Aside from the obvious discard effects, adding black also gives us a way to safely extend more than we usually would into a sweeper, utilizing Blood Artist as a way to punish them for sweeping. Vizkopa Guildmage provides yet another way to drain your opponent in the midgame as well as another way of draining when you gain life and doubling the punishing factor of Blood Artist (a creature dies, you drain one, and your opponent loses another one for you gaining one). The inclusion of Thoughtseize may seem worse, but it just takes a slight adjustment in lines of play if things do get awkward for you. (For example, if casting Thoughtseize would bring your life total to below 30, then consider casting it after attacking with your Ascendant).

After exploring two different extremes of aggressive decks along with a unique approach of the spectrum, let’s end with one of the more snowball-effect type of aggro decks and a longtime fan favorite:

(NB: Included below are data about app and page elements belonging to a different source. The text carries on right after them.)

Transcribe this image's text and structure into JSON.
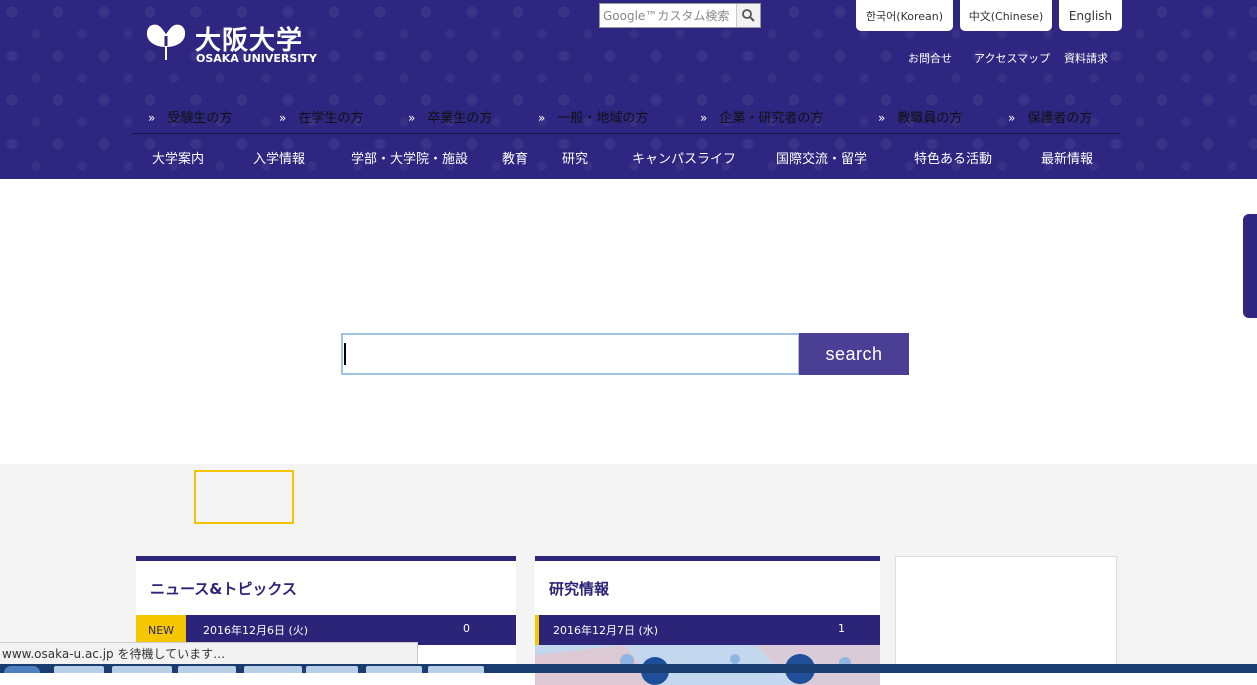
{
  "header": {
    "logo_jp": "大阪大学",
    "logo_en": "OSAKA UNIVERSITY",
    "google_placeholder": "Google™カスタム検索",
    "languages": [
      "한국어(Korean)",
      "中文(Chinese)",
      "English"
    ],
    "utility_links": [
      "お問合せ",
      "アクセスマップ",
      "資料請求"
    ],
    "audience_nav": [
      "受験生の方",
      "在学生の方",
      "卒業生の方",
      "一般・地域の方",
      "企業・研究者の方",
      "教職員の方",
      "保護者の方"
    ],
    "global_nav": [
      "大学案内",
      "入学情報",
      "学部・大学院・施設",
      "教育",
      "研究",
      "キャンパスライフ",
      "国際交流・留学",
      "特色ある活動",
      "最新情報"
    ]
  },
  "search": {
    "value": "",
    "button_label": "search"
  },
  "cards": {
    "news": {
      "title": "ニュース&トピックス",
      "badge": "NEW",
      "date": "2016年12月6日 (火)",
      "count": "0"
    },
    "research": {
      "title": "研究情報",
      "date": "2016年12月7日 (水)",
      "count": "1"
    }
  },
  "status": {
    "text": "www.osaka-u.ac.jp を待機しています…"
  },
  "colors": {
    "brand": "#2e2680",
    "accent": "#f6c600",
    "search_button": "#4a3f95"
  }
}
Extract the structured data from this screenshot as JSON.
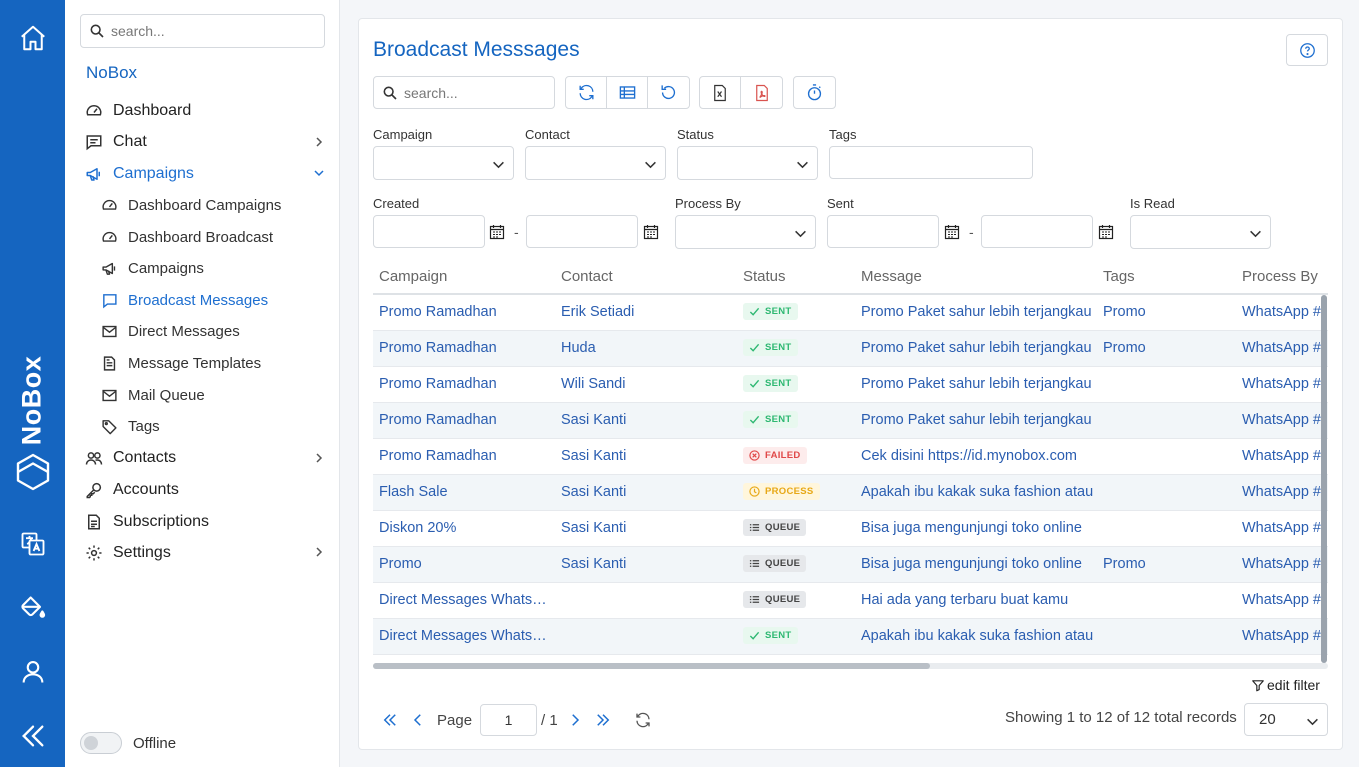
{
  "rail": {
    "brand": "NoBox"
  },
  "sidebar": {
    "search_placeholder": "search...",
    "title": "NoBox",
    "items": [
      {
        "label": "Dashboard"
      },
      {
        "label": "Chat"
      },
      {
        "label": "Campaigns"
      },
      {
        "label": "Dashboard Campaigns"
      },
      {
        "label": "Dashboard Broadcast"
      },
      {
        "label": "Campaigns"
      },
      {
        "label": "Broadcast Messages"
      },
      {
        "label": "Direct Messages"
      },
      {
        "label": "Message Templates"
      },
      {
        "label": "Mail Queue"
      },
      {
        "label": "Tags"
      },
      {
        "label": "Contacts"
      },
      {
        "label": "Accounts"
      },
      {
        "label": "Subscriptions"
      },
      {
        "label": "Settings"
      }
    ],
    "offline_label": "Offline"
  },
  "main": {
    "title": "Broadcast Messsages",
    "search_placeholder": "search...",
    "filters": {
      "campaign": "Campaign",
      "contact": "Contact",
      "status": "Status",
      "tags": "Tags",
      "created": "Created",
      "process_by": "Process By",
      "sent": "Sent",
      "is_read": "Is Read",
      "range_sep": "-"
    },
    "table": {
      "columns": [
        "Campaign",
        "Contact",
        "Status",
        "Message",
        "Tags",
        "Process By"
      ],
      "rows": [
        {
          "campaign": "Promo Ramadhan",
          "contact": "Erik Setiadi",
          "status": "SENT",
          "message": "Promo Paket sahur lebih terjangkau",
          "tags": "Promo",
          "process_by": "WhatsApp #"
        },
        {
          "campaign": "Promo Ramadhan",
          "contact": "Huda",
          "status": "SENT",
          "message": "Promo Paket sahur lebih terjangkau",
          "tags": "Promo",
          "process_by": "WhatsApp #"
        },
        {
          "campaign": "Promo Ramadhan",
          "contact": "Wili Sandi",
          "status": "SENT",
          "message": "Promo Paket sahur lebih terjangkau",
          "tags": "",
          "process_by": "WhatsApp #"
        },
        {
          "campaign": "Promo Ramadhan",
          "contact": "Sasi Kanti",
          "status": "SENT",
          "message": "Promo Paket sahur lebih terjangkau",
          "tags": "",
          "process_by": "WhatsApp #"
        },
        {
          "campaign": "Promo Ramadhan",
          "contact": "Sasi Kanti",
          "status": "FAILED",
          "message": "Cek disini https://id.mynobox.com",
          "tags": "",
          "process_by": "WhatsApp #"
        },
        {
          "campaign": "Flash Sale",
          "contact": "Sasi Kanti",
          "status": "PROCESS",
          "message": "Apakah ibu kakak suka fashion atau",
          "tags": "",
          "process_by": "WhatsApp #"
        },
        {
          "campaign": "Diskon 20%",
          "contact": "Sasi Kanti",
          "status": "QUEUE",
          "message": "Bisa juga mengunjungi toko online",
          "tags": "",
          "process_by": "WhatsApp #"
        },
        {
          "campaign": "Promo",
          "contact": "Sasi Kanti",
          "status": "QUEUE",
          "message": "Bisa juga mengunjungi toko online",
          "tags": "Promo",
          "process_by": "WhatsApp #"
        },
        {
          "campaign": "Direct Messages WhatsApp",
          "contact": "",
          "status": "QUEUE",
          "message": "Hai ada yang terbaru buat kamu",
          "tags": "",
          "process_by": "WhatsApp #"
        },
        {
          "campaign": "Direct Messages WhatsApp",
          "contact": "",
          "status": "SENT",
          "message": "Apakah ibu kakak suka fashion atau",
          "tags": "",
          "process_by": "WhatsApp #"
        }
      ]
    },
    "edit_filter": "edit filter",
    "pager": {
      "page_label": "Page",
      "page_value": "1",
      "total": "/ 1",
      "showing": "Showing 1 to 12 of 12 total records",
      "per_page": "20"
    }
  },
  "colors": {
    "primary": "#1565c0",
    "link": "#2a5db0",
    "sent": "#2eb872",
    "failed": "#e04848",
    "process": "#e7a816",
    "queue": "#444444"
  }
}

Merfolk has quietly undergone some major changes since the release of Theros, adding Master of Waves and Thassa, God of the Sea to its already potent arsenal. This gives the deck a feel strikingly similar to what you see in Standard with Mono-Blue Devotion but more protection and less inherently bad cards. Now you’re much more explosive on the top end, and Kira’s functionality goes from a nice cushion to an outright game winner.

Merfolk does lack in the versatility/utility department and can really suffer from constantly dealing with removal spells. Adding a color is one of the more obvious ways of mitigating this problem. We’d still have a pretty stable mana base while also becoming slightly better against either midrange, control, or combo depending on our splash color.

Looking at these two variants, you can certainly tell which build is geared toward defending against unfair decks and which is focused on fighting off creatures. The best cards in their respective colors are fairly straightforward for a splash though—Thoughtseize for black, Path to Exile and Stony Silence for white, Lightning Bolt and a wider array of sideboard options for red, and Tarmogoyf for green. If I had to pick a combination, I’d pick U/B, but I can see each of them being powerful.

This is merely scratching the surface of what you can do with decks that already exist in Modern. In the next part of his series, I’ll talk about some of the different combo variants out there, from Ad Nauseam to RUG Tron to . . . Twin Scapeshift? This’ll be exciting!